I never really took the kids with me to Raduga Park at first, although it was really family friendly and had one of those great trains for kids to ride around the mall in. But Mega was where the indoor playgrounds were and, besides, my kid loves trains so much that we’d have to be riding that thing every time. So, I’d go there for grocery shopping on my own until spring came and we realized that the whole Park part of Raduga Park was quite literal and there was this amazing park behind the mall. I had always known that there was an area in the back where there was a ferris wheel, and a huge snow slide in the winter (too big for kids like mine, though). But I had thought that that was all there was, and so didn’t really give it much thought.
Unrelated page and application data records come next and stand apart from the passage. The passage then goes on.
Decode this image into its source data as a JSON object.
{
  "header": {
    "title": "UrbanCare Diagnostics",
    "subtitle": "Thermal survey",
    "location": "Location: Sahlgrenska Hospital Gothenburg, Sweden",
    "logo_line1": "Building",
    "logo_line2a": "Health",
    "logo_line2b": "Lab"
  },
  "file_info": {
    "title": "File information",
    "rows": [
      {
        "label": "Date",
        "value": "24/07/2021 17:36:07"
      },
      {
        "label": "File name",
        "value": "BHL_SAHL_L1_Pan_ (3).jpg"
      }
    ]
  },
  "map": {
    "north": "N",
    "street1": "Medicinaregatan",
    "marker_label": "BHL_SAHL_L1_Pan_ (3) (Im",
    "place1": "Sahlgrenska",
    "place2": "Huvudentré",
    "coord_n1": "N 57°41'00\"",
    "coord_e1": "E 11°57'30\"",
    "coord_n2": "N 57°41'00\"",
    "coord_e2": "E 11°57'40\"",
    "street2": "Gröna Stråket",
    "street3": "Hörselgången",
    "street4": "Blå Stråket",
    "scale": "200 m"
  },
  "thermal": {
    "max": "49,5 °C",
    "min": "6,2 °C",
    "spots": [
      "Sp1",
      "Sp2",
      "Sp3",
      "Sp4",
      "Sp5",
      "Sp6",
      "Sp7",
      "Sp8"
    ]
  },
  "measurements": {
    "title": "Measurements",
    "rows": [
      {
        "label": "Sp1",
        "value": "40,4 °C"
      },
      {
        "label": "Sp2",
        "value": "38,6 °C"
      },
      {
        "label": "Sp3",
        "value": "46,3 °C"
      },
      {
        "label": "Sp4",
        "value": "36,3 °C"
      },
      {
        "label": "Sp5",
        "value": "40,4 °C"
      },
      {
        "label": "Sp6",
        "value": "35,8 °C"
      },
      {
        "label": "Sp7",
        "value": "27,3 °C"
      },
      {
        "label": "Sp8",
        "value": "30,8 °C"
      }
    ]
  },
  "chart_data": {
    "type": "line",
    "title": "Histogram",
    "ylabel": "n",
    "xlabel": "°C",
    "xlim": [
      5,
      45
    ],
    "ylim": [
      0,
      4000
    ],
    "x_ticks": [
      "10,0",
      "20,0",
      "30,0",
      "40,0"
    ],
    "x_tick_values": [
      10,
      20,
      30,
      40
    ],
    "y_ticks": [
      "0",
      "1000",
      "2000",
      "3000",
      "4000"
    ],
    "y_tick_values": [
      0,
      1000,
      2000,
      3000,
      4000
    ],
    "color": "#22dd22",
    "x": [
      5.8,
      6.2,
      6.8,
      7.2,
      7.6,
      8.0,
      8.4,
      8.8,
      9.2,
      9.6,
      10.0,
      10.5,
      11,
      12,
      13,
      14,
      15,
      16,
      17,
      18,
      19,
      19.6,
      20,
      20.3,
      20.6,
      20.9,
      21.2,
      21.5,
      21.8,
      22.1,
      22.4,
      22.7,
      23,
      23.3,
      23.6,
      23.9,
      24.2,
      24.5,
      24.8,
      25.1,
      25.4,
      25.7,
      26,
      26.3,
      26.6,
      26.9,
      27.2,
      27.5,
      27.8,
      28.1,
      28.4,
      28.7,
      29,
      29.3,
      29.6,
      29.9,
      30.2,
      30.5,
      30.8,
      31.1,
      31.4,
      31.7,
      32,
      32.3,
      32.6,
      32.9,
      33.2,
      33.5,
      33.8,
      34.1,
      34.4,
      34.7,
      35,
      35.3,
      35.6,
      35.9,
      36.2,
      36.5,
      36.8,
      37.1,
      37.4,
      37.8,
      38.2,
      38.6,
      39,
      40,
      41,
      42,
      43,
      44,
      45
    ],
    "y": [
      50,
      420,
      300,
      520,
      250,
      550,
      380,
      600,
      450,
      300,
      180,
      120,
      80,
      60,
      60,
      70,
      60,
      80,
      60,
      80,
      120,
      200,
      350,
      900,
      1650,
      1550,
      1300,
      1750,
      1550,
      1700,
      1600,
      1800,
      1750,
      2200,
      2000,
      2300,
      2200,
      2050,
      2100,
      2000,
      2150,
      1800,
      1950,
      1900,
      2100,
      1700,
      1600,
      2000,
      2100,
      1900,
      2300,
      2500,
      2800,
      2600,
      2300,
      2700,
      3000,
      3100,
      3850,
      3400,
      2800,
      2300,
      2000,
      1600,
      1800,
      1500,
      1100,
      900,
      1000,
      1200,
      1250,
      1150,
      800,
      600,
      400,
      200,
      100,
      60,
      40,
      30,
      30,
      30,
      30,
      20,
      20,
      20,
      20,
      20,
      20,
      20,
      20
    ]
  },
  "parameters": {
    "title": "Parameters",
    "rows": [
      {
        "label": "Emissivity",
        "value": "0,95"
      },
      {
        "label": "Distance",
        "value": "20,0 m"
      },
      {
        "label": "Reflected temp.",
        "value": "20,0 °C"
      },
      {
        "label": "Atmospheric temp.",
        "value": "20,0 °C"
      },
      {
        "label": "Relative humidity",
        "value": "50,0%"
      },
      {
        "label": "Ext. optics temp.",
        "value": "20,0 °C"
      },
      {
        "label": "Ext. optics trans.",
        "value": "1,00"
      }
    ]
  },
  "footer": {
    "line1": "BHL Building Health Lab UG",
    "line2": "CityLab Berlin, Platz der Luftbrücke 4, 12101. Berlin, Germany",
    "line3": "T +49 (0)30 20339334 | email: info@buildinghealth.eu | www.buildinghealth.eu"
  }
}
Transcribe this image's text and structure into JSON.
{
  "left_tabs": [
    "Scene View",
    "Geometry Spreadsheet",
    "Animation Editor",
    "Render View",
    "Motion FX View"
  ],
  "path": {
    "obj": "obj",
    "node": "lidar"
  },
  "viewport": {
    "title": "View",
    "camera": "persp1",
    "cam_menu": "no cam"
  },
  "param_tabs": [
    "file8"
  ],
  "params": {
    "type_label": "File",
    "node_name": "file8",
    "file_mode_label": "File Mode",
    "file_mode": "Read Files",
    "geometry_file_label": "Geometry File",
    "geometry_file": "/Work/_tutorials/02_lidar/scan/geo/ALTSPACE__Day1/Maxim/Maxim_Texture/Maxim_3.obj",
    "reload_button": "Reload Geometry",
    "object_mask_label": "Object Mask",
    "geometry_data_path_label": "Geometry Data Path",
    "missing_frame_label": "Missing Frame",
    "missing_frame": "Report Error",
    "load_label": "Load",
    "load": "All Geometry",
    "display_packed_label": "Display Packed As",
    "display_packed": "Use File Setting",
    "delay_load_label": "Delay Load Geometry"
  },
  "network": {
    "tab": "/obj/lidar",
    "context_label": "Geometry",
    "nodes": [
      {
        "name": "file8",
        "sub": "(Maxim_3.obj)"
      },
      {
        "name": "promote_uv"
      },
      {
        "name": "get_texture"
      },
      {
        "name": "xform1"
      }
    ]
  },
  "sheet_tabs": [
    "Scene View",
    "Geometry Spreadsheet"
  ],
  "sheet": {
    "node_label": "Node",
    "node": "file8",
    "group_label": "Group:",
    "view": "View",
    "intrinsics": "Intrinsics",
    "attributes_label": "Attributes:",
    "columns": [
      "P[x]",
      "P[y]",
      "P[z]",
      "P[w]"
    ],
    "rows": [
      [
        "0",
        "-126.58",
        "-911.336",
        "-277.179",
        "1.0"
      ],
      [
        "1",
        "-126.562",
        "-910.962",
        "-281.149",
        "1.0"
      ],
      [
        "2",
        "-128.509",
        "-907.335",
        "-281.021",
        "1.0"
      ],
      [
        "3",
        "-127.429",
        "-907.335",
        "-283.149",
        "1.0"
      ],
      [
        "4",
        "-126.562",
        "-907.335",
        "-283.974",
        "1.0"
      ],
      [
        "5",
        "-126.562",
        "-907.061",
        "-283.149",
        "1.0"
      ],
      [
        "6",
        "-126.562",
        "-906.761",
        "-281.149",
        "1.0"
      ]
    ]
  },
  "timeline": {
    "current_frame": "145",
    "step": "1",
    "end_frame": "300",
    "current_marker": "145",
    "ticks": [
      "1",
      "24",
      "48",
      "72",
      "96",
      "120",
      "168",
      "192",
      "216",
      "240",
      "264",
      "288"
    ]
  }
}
But when it all got green I took them to check out that area because they had a couple big blow up slides and some fun ride on toys.
There was also this really great playground that the kids loved, horse rides (literal, living horses this time), a roller skating rink, and the most amazingly cool in-the-trees playground called Mowgli.
So, that’s where we spent most of our time when it got warmer (though not in that awesome Mowgli thing, since the kids were too young). Like I said before, when we weren’t mall-ing I was home with them doing laundry and cleaning up the room. The laundry was quite a chore, though (did I mention this already?). They had a tiny washing machine but no dryer and the washing machine was only big enough for a small load and so the rest had to be done by hand. Everything got hung up after and in summer when the heaters got turned off it took a little over a day to dry out. It took a while.
We also took a trip to the line between Europe and Asia, which was cool. “Trip” mostly means here that my father in law drove us about 20 min.
So, what did we do all day? We went to school, did homework, and tried to go places as much as we could.